Wool felt is a natural product and its manufacturing process has a very low environmental impact when compared to other man-made or natural fibers. Its lifecycle significantly exceeds that of other materials, for instance in upholstery applications.
Felt is a fabric made from natural or synthetic fibers that are interlocked or matted together. It’s mostly made from wool but it can also be made from synthetic fibers, such as acrylic and rayon (think yarn fibers). In general, you’ve got three main categories of felt: natural fiber, synthetic fiber, and combined.
The felt is mainly acrylic, polyester, rayon or a rayon/viscose blend. Craft felt comes in many colors and styles.
Polyester felt is a synthetic needle punched felt made from polyester fibers. The polyester fibers are needle punched with a special felting needle, one with small barbs on the end. These barbs pull the polyester into itself, locking together to create a fabric.
Yes, you can iron felt.
Sometimes felt can get a little wrinkled when stored for a long time, or even arrive with some wrinkles from the supply company. The temperature at which you should set your iron depends on the fiber content of the felt. Iron steaming with water isn’t usually needed for felt fabrics.
Felt differs from every other fabric in that it is made of a myriad of short, single animal fibers which are interlocked by their natural tendency to ”crawl” and twist when kneaded and manipulated in hot water and steam. Fur felt hats are chiefly made of rabbit fur.
Felt is a dense, non-woven fabric and without any warp or weft. Instead, felted fabric is made from matted and compressed fibers or fur with no apparent system of threads. Felt is produced as these fibers and/or fur are pressed together using heat, moisture, and pressure.
The origin of felt is unknown but is believed to date back to prehistoric times in Central Asia. Felt may have been discovered when wool, shed from wild sheep, was used to soften sleeping areas, and it formed a cohesive fabric, or when the wool on skins used for clothing became matted. Felt is a good insulator.
Look at that nice flat side. Ironed and ready to craft with! A warning: the plastic fibers in this type of felt will melt a tiny bit when you iron it, which is perfectly fine and nothing to worry about.

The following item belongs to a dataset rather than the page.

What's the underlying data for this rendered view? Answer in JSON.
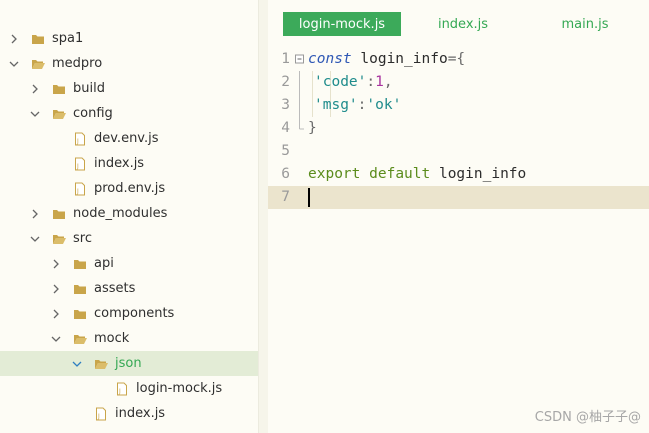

The felt is made from pure wool from South American breeds of sheep and produced in Europe. Importantly, my 100% wool felt is non-toxic and ecologically friendly. It is completely biodegradable, non-flammable and safe for babies, children, and pets.
For starters, craft felt is created with manmade fibers, mostly plastic and synthetic fibers, which have been needled and/or heat processed to cause the fibers to adhere to one another. Wool felt is made primarily or entirely from natural animal fibers, mostly, sheep wool.
As the name suggests, acrylic felt is made from acrylic threads. The attributes of acrylic felt are: It is cheaper than wool felt.
Merino is the most common fibre found and popular for felting. It comes in almost every colour imaginable and is normally sourced from Australasia or South Africa. It is very soft with a staple length of about 3-4 inches (length of each fibre) and has barely any crimp.